Building » Claughton-on-Brock – St Thomas

Claughton-on-Brock – St Thomas

Smithy Lane, Claughton

An early post-Relief Act church in chapel style, much embellished in the later nineteenth century under the patronage of a local Catholic family. The church is set in an idyllic rural setting, and is notable for the quality of its fittings and furnishings.

As in many other parts of rural Lancashire, Catholicism was sustained during the penal years by recusant landowners – in this case the Brockholes (later Fitzherbert-Brockholes). The present church was completed in 1794, only three years after the Second Relief Act; prior to this, Mass was said in the rectory house, adjoining (the drawing room had been fitted up for this purpose in 1744-5). Alterations to the church were carried out in 1835 under Fr Henry Gradwell; he was also responsible for the building of the nearby school in 1853. In 1872 Thomas Fitzherbert-Brockholes gave the land for the present cemetery at the rear of the church.


The list description (below) makes no mention of the sumptuous sanctuary furnishings, other than the  attached marble columns and gilded entablature. The sanctuary was extended and furnished in 1835, with major financial contributions from the Fitzherbert-Brockholes. The central high altar is surmounted by a colonnaded housing for the tabernacle supporting a domed cupola and cross. Bryan Little suggests that the chancel extension and furnishing was carried out under the direction of J. J. Scoles (the reordering is contemporary with, and similar in character to Scoles’ work at St John’s, Wigan). There are two smaller flanking altars against the east wall, also in marble (1872, sculptor W. J. Hastings).

Originally there were galleries on three sides, and it is said that 700 people could be seated when the church first opened.
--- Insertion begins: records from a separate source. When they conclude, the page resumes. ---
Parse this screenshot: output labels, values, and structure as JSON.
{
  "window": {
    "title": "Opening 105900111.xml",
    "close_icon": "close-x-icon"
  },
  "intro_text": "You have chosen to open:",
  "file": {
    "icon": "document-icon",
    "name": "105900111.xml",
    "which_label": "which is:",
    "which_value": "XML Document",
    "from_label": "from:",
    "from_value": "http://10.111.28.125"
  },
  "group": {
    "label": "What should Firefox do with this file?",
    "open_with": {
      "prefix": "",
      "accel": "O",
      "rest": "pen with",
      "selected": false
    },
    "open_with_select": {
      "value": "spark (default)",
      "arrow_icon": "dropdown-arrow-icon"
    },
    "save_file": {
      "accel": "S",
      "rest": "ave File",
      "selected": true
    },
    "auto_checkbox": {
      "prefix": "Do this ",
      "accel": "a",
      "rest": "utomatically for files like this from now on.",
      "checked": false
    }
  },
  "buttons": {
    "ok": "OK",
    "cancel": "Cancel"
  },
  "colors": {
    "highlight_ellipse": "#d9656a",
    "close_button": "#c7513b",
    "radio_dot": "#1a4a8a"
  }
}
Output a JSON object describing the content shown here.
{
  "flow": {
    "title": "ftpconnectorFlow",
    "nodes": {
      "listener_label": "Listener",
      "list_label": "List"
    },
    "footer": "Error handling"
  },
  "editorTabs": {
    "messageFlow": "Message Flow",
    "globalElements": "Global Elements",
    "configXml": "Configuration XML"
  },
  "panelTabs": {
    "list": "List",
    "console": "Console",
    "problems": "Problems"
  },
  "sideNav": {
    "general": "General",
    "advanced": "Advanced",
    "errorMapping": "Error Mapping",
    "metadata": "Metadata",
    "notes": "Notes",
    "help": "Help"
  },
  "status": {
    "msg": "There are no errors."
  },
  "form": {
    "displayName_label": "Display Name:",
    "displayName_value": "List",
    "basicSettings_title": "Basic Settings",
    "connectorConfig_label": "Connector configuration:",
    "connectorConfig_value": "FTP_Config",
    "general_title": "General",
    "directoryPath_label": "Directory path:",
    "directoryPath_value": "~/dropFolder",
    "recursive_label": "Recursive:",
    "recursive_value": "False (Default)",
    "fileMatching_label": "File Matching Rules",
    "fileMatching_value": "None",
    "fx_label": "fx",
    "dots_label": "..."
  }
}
The side galleries were probably removed in 1835, although the west gallery remains.

The cemetery given by the Fitzherbert-Brockholes in 1872 contains a number of monuments to members of that family and of parish priests, displaying varying degrees of elaboration.

The list description makes no reference to the attached presbytery. Although much altered in the nineteenth century, this building predates the church and was, as stated above, used for local worship.

Entry amended by AHP 18.12.2020

List description


Roman Catholic church, dated 1794, although façade said to be of 1835 (Pevsner). Rendered with sandstone dressings and slate roof. Façade has clasping pilasters and cornice with blocking course and central cross. 3 keyed lunette windows spring from a band and light the gallery. A central single-storey ashlar porch has a moulded pediment and a doorway with round head, keystone, and impost band. The side windows have plain stone surrounds with round heads and impost band and now have later C19 Venetian tracery. Inside the porch there is an inner doorway with an architrave and a Latin inscription below a pediment. An oval plaque is inscribed: ’MDCCXCIV’. A west gallery is carried on fluted columns. At the east attached marbled Corinthian columns support an entablature above which is a decorated cove. This returns on both the north and south walls. In the vestibule under the gallery is a painted Water stoup whose upper part appears to be C17. and is inscribed: ‘AW 1699’.

Heritage Details

Architect: Not established

Original Date: 1794

Conservation Area: No

Listed Grade: Grade II